By now, we all know the result, a 1-0 victory courtesy of a stoppage time goal from Adam Lallana. In the end, 3 points, a winning start and plenty of positives on that front. However, the pre-match comments, alongside the static and dull performance does not do a lot to fill the England fans with a lot of confidence. I mean, if I had travelled to Slovakia and heard that a draw would have been fine to the team, then I would have been most annoyed.

To say it wasn’t an enthralling encounter could be one of the understatements of the year – England did not have a shot on target whilst Slovakia had 11 men on the pitch, which is worrying. It shows we have continued our struggles to break defensive teams down and this is not a trait Big Sam brings with him from his previous clubs. As mentioned above, it took until the fifth minute of stoppage time for the break through to come along. This winning goal was met with relief, sheer relief that we had finally managed to make the break through and I would liken our performance to that of Liverpool against Burnley at Turf Moor – dictated play, had a number of shots and a massive amount of possession but lacked a cutting edge. I feel we need to use the pacy wide players we have to better effect, stretch the game to the flanks and drive the ball in across the box – it could be worth gambling on a developing Rashford (especially with his debut hat-trick for the under 21s) or bringing back a fox in the box like Jermain Defoe, just to have that great movement in the 6 yard box which is a nightmare for central defenders (like Rashford’s goal against Hull a couple of weeks ago).

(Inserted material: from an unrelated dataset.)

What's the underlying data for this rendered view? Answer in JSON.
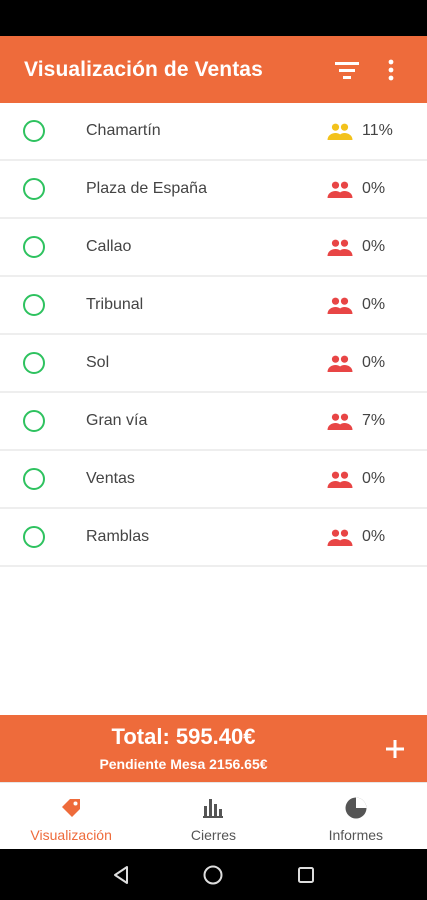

I feel the Big Sam appointment could potentially mirror David Moyes at Manchester United in some ways, obviously, he isn’t taking over the most successful manager England has ever had – but he is coming from a smaller background in terms of his previous jobs and this can bring a defensive mentality. It could breed a culture of play not to lose rather than play to beat the opposition, which is the manner England should be playing. England should be looking to beat any team we come against, there are a few nations we could not be classed as better than but as a top international side, we need to play with an attacking swagger that will beat teams, create an aura where teams do not look forward to playing us  and cannot simply put 10 men behind the ball knowing this will work and keep us quiet.

It’s obviously impossible to judge how England will progress under Big Sam, and with the most difficult group game out of the way we can try to look forward with nothing but optimism because Big Sam has never really failed at a club and could be the one to strengthen England in tournament football – because it looks as though we are going to qualify with ease if the first result is to go by.

Keep your eyes out because there will be another blog post tomorrow night looking ahead to the weekends action!